──────── Task input

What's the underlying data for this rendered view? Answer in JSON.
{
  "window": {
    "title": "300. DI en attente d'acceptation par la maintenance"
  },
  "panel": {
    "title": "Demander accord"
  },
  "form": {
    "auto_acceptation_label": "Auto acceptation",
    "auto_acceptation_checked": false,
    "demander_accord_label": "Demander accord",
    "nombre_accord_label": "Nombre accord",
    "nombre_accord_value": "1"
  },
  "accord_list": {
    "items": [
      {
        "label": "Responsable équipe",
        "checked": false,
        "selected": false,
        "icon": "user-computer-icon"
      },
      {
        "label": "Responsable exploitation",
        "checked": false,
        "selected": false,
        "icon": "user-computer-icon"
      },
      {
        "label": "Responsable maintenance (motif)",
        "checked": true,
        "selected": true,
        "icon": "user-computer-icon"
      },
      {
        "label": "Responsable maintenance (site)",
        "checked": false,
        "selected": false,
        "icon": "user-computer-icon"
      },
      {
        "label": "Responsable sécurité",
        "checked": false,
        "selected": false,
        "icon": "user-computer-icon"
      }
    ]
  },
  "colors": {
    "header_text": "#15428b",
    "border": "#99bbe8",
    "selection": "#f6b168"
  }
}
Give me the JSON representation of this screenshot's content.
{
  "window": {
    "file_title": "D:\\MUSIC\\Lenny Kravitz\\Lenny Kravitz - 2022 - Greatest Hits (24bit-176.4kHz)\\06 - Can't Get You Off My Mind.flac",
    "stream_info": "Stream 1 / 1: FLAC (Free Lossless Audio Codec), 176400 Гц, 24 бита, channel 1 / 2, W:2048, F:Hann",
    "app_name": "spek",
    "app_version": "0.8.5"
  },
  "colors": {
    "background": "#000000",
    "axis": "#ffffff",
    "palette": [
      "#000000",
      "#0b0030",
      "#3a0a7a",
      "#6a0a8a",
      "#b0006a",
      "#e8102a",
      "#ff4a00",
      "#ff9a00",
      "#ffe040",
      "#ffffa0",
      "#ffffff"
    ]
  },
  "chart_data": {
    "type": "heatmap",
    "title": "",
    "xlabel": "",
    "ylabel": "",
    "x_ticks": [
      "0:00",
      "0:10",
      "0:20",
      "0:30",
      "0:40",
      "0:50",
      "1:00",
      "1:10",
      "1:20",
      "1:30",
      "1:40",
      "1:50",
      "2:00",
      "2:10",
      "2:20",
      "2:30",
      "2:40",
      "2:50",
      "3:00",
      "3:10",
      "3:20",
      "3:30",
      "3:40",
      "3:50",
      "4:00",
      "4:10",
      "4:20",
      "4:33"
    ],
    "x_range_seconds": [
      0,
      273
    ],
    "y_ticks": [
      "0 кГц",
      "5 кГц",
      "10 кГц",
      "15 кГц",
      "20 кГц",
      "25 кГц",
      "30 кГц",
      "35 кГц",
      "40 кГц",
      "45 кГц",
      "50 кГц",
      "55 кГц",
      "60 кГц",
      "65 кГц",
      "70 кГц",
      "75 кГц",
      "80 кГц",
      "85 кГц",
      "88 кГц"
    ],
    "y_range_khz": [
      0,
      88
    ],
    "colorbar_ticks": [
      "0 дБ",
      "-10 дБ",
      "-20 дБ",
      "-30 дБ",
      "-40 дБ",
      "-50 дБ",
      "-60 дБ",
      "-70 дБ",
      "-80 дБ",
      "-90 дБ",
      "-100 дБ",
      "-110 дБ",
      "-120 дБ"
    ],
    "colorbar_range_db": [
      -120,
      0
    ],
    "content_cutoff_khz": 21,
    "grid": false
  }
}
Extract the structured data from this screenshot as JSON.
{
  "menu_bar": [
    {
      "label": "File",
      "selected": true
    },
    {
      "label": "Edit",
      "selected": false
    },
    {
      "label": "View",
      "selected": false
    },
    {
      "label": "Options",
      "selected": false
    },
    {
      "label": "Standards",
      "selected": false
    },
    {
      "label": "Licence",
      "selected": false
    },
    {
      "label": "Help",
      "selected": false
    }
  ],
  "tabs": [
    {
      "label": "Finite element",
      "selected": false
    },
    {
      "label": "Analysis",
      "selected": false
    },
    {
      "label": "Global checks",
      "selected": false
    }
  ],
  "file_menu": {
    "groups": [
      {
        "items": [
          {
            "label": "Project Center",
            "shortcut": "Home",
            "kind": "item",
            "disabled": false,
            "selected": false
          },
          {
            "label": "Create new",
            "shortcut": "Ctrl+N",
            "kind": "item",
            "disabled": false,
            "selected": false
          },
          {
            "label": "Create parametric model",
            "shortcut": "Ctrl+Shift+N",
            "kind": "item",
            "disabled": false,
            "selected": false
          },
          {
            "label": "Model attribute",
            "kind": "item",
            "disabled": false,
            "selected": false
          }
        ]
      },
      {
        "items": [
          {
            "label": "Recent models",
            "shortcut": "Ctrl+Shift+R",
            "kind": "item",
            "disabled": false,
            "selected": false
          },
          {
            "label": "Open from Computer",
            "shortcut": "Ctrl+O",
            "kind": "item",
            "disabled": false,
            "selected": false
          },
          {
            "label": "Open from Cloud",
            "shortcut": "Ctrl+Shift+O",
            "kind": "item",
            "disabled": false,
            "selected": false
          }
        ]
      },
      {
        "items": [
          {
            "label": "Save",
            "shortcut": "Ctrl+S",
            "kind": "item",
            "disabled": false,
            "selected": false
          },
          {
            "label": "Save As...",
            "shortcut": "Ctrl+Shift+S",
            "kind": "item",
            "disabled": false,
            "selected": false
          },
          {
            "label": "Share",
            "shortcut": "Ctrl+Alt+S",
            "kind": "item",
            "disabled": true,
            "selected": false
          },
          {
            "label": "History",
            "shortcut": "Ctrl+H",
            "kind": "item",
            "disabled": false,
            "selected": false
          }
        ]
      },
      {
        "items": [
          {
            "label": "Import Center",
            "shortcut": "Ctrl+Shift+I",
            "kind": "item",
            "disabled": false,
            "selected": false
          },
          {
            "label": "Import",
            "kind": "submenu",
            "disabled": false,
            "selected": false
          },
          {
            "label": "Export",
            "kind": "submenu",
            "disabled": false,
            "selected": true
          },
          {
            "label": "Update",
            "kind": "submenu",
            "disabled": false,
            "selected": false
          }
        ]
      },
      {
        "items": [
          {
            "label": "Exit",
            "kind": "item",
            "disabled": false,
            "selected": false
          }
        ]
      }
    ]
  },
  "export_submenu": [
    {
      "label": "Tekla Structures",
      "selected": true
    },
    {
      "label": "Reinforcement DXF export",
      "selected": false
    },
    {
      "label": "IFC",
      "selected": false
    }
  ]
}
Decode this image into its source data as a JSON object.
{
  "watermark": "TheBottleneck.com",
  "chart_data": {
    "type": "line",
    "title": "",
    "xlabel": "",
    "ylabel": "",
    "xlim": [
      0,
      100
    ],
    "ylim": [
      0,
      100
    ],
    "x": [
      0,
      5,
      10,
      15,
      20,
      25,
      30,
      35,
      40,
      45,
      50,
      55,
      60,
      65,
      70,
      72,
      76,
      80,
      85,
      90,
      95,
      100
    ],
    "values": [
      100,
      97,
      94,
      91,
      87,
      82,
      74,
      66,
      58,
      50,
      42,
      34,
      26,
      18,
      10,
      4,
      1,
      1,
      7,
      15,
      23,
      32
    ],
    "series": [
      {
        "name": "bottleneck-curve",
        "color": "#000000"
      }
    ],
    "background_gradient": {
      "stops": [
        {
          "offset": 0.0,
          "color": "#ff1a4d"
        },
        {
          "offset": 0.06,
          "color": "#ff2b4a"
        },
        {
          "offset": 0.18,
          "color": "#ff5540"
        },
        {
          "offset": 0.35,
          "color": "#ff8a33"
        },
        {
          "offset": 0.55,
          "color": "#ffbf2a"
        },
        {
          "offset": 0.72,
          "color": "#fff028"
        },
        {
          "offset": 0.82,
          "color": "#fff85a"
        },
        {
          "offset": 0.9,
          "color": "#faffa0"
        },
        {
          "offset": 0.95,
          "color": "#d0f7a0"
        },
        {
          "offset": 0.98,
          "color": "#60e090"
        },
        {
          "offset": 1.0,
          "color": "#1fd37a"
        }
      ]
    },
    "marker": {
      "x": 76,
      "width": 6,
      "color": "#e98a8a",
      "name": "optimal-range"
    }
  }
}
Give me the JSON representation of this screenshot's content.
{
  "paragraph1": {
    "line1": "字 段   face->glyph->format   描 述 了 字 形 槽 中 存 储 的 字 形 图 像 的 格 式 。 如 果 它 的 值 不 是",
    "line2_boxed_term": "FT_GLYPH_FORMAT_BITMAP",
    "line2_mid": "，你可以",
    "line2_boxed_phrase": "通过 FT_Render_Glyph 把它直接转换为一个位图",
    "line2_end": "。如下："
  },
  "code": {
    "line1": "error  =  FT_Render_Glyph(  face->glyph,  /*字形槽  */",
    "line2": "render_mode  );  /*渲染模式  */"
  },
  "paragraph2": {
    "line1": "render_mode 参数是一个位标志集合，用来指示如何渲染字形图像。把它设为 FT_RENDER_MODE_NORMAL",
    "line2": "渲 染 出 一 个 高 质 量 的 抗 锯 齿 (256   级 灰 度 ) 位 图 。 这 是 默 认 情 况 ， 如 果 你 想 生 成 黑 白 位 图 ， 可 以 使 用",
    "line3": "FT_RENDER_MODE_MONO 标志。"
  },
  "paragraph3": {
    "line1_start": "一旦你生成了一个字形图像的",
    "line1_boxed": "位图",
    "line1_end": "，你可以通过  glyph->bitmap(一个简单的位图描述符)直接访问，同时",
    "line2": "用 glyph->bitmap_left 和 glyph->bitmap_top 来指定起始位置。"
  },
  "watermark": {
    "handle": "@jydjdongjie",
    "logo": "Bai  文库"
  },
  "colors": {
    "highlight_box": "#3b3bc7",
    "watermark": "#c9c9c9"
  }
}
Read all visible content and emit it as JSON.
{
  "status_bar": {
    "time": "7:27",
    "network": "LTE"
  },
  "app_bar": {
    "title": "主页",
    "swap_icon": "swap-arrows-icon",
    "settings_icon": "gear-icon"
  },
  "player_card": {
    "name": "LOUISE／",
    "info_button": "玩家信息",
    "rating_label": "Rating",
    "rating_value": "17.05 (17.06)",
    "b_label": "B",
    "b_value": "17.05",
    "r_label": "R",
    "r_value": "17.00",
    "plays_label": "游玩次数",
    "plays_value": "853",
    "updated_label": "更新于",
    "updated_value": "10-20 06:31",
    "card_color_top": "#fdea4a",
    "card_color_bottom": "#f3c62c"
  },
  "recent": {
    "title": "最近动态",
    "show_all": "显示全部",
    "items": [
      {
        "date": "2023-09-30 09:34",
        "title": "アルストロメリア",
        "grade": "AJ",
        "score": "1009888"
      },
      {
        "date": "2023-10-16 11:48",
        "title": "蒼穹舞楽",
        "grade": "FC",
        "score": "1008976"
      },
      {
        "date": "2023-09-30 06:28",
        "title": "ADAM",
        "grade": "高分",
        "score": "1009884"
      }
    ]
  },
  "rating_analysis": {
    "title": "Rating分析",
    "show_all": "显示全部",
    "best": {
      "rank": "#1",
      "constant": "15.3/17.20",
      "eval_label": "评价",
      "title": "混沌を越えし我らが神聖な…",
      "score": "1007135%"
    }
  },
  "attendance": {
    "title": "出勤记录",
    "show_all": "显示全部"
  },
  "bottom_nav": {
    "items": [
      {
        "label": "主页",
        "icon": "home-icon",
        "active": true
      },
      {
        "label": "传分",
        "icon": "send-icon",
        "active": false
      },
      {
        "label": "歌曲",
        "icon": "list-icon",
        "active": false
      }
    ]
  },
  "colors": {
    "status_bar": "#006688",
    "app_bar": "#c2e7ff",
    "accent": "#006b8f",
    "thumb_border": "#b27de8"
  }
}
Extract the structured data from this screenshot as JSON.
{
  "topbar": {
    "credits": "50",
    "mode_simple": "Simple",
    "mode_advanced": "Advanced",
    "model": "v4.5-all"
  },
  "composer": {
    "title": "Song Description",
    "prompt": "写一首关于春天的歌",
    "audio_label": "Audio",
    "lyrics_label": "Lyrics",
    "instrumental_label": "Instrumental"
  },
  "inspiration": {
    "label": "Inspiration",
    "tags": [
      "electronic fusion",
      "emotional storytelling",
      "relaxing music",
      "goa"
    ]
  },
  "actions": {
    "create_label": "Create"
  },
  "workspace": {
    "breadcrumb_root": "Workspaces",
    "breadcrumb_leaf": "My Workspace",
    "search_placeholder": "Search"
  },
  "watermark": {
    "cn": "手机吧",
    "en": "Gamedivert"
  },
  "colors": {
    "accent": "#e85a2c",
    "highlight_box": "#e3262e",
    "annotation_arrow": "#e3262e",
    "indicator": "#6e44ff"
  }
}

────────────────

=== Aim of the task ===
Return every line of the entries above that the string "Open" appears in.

=== Answer below ===
            "label": "Open from Computer",
            "label": "Open from Cloud",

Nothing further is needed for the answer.